[Page and application data records]
****
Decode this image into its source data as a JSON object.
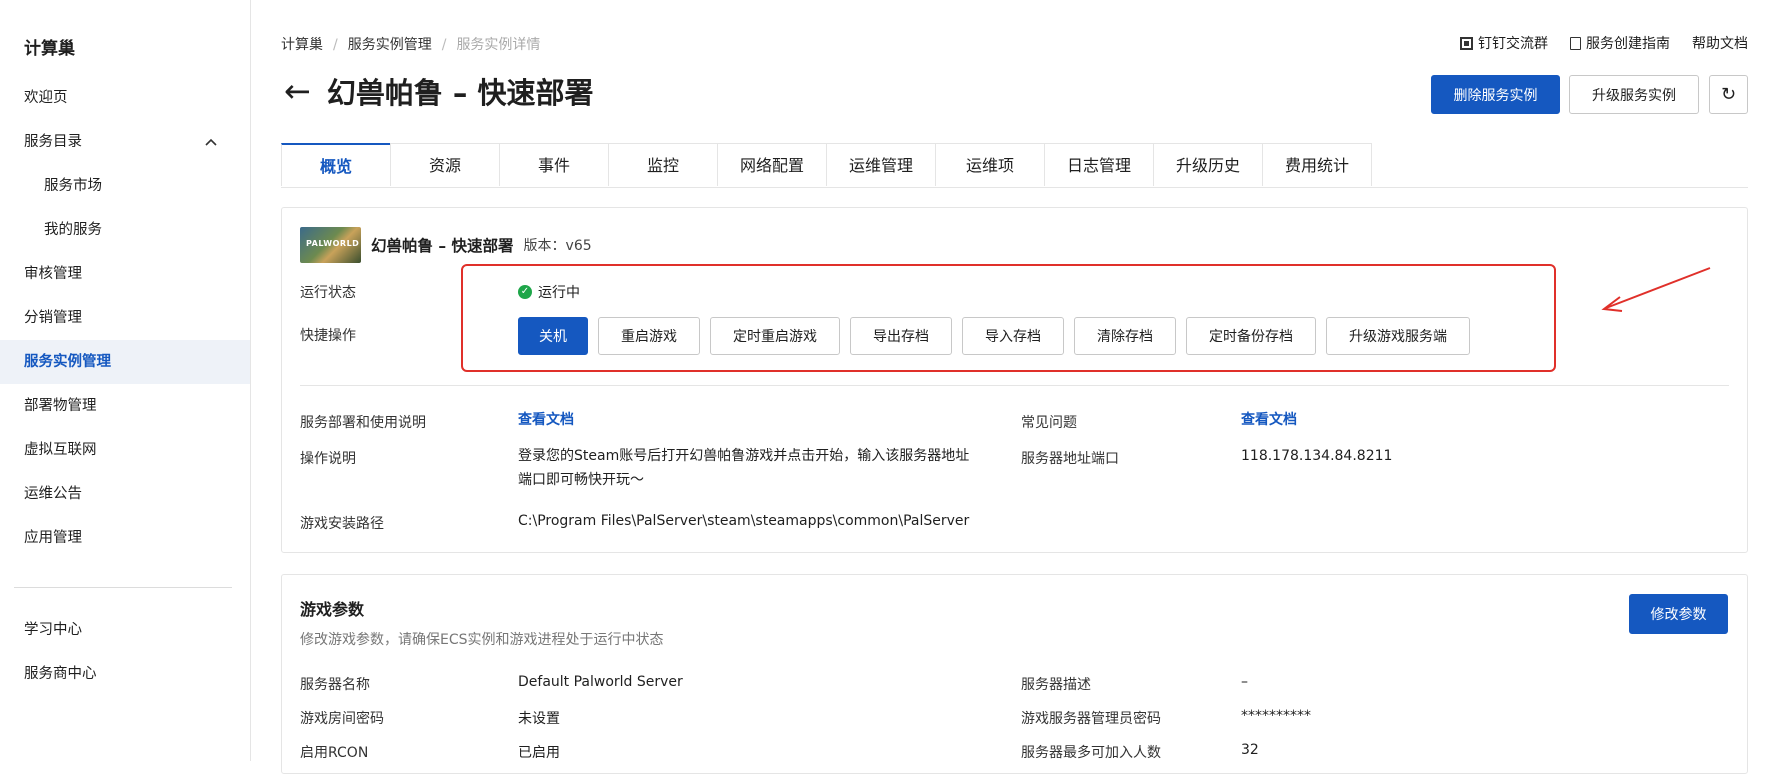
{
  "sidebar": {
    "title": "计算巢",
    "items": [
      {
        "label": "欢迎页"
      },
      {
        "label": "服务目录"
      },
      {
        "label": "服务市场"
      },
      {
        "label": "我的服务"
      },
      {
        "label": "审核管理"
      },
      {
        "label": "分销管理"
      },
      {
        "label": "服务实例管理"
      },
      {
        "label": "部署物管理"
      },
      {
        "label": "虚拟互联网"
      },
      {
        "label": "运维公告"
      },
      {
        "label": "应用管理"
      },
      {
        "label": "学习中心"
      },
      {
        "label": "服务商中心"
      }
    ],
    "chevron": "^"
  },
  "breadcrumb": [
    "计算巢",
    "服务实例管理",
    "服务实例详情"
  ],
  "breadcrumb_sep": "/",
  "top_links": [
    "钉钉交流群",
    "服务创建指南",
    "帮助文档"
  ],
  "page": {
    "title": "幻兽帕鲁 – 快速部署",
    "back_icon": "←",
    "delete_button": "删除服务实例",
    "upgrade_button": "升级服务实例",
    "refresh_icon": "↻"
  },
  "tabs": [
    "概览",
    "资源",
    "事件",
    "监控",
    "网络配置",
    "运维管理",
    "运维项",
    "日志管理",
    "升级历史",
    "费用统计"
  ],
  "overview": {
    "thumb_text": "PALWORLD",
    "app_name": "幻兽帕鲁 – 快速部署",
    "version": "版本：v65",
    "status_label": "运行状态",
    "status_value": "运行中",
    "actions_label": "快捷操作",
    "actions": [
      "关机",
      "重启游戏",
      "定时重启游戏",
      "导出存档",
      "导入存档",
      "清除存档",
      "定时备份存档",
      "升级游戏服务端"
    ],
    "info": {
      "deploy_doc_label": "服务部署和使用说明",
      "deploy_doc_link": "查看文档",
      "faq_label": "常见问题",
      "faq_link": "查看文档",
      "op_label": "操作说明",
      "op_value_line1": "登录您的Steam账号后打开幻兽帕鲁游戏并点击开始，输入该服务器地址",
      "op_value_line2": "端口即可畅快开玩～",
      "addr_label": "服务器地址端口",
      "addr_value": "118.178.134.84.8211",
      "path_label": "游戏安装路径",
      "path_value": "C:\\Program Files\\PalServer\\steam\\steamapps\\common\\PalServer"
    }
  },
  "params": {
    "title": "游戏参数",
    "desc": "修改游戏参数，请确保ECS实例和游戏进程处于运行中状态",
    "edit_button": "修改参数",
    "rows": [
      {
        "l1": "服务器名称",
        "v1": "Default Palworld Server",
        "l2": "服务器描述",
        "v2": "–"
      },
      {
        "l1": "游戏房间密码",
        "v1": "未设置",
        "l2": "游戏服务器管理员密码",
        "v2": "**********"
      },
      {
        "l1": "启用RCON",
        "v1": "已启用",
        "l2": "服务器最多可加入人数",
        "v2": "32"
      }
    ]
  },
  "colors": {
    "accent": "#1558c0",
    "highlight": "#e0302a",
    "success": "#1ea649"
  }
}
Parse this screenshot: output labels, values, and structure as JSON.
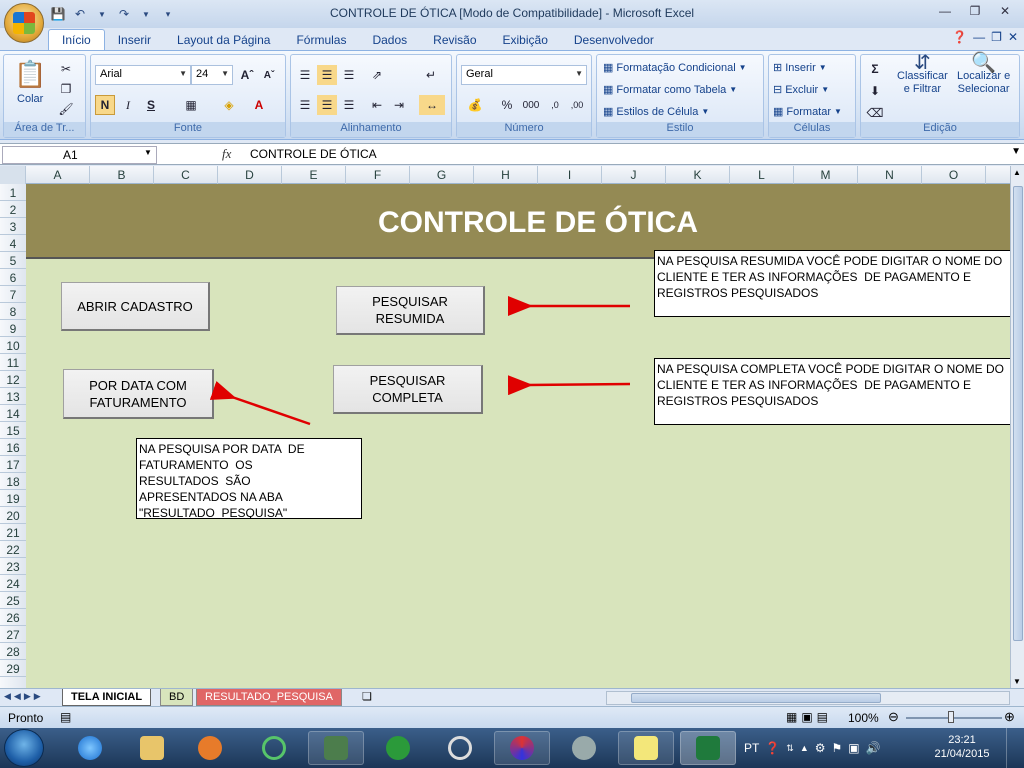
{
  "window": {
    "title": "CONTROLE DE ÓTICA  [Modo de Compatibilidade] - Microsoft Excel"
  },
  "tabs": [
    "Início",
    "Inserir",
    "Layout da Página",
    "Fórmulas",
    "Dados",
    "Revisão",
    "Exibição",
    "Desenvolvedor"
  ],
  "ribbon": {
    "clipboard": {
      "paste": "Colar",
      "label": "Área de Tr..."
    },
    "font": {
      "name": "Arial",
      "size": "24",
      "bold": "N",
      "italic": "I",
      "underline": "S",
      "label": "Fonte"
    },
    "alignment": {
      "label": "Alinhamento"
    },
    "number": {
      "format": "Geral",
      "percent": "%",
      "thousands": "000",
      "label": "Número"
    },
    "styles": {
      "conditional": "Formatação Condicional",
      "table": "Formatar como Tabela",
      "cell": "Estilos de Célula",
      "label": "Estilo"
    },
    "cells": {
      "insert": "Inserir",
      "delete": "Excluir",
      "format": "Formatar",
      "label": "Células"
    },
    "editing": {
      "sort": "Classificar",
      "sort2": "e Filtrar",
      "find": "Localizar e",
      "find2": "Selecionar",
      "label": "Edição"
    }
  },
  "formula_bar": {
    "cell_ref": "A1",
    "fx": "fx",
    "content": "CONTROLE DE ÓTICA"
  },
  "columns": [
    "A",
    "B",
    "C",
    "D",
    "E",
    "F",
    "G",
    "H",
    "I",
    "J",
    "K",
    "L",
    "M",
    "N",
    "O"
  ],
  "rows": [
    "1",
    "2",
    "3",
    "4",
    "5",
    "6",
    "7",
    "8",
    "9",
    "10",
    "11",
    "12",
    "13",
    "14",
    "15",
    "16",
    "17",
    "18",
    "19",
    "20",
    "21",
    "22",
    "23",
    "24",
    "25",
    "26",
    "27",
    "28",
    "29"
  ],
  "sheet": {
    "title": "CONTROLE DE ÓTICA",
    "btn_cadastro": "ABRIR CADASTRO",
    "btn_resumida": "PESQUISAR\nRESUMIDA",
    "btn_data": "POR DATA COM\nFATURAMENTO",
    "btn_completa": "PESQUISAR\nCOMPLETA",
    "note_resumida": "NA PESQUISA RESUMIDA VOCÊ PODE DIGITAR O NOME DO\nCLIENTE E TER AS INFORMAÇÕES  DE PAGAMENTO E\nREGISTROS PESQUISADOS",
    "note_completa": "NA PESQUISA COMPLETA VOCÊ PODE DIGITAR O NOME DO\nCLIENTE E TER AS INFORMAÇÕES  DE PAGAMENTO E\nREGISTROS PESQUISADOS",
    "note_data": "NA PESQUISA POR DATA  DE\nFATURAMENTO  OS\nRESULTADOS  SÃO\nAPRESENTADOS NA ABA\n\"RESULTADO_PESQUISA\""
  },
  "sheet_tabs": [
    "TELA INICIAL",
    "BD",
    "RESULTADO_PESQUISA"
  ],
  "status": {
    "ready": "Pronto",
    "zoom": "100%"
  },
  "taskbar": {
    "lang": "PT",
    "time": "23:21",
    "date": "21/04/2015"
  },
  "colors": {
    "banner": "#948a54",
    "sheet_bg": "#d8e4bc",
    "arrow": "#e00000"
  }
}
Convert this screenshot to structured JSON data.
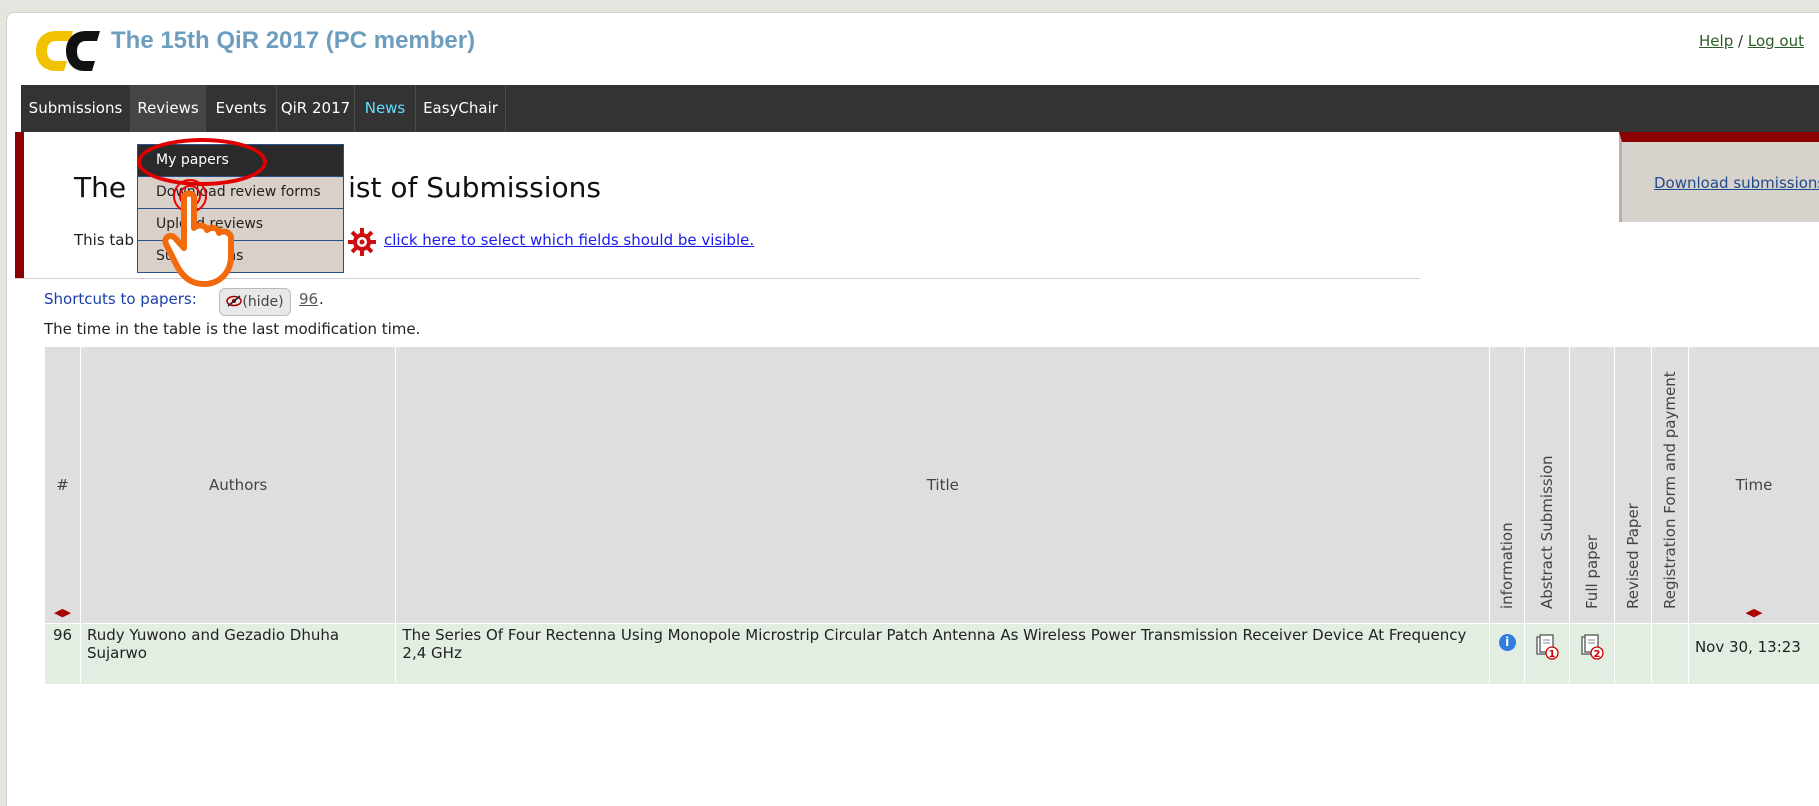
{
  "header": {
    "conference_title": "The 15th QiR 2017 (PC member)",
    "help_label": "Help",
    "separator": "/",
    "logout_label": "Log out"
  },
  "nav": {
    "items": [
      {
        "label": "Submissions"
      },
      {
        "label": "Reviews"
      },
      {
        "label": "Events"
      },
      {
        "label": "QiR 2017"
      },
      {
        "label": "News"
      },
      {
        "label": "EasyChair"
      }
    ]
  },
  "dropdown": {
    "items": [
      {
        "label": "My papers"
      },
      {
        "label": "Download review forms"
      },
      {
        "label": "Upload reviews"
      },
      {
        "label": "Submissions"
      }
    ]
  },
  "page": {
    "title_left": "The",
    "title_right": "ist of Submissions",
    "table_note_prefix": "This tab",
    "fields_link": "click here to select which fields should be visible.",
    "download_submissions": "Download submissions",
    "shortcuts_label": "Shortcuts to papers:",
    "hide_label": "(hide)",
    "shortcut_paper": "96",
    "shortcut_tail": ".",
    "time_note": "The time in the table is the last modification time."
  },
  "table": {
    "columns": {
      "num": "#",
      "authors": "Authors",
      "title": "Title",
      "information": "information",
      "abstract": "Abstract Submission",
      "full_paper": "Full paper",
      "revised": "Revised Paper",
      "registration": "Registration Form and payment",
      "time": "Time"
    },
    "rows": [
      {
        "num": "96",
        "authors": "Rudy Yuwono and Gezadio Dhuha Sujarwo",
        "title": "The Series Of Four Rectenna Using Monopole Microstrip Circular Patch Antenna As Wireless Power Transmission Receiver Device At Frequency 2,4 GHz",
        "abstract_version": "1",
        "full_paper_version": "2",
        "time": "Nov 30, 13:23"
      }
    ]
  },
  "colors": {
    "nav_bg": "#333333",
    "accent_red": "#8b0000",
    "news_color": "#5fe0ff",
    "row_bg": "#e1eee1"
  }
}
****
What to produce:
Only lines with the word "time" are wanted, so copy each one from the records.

Answer to this task:
    "time": "23:21",
    "time_note": "The time in the table is the last modification time."
      "time": "Time"
        "time": "Nov 30, 13:23"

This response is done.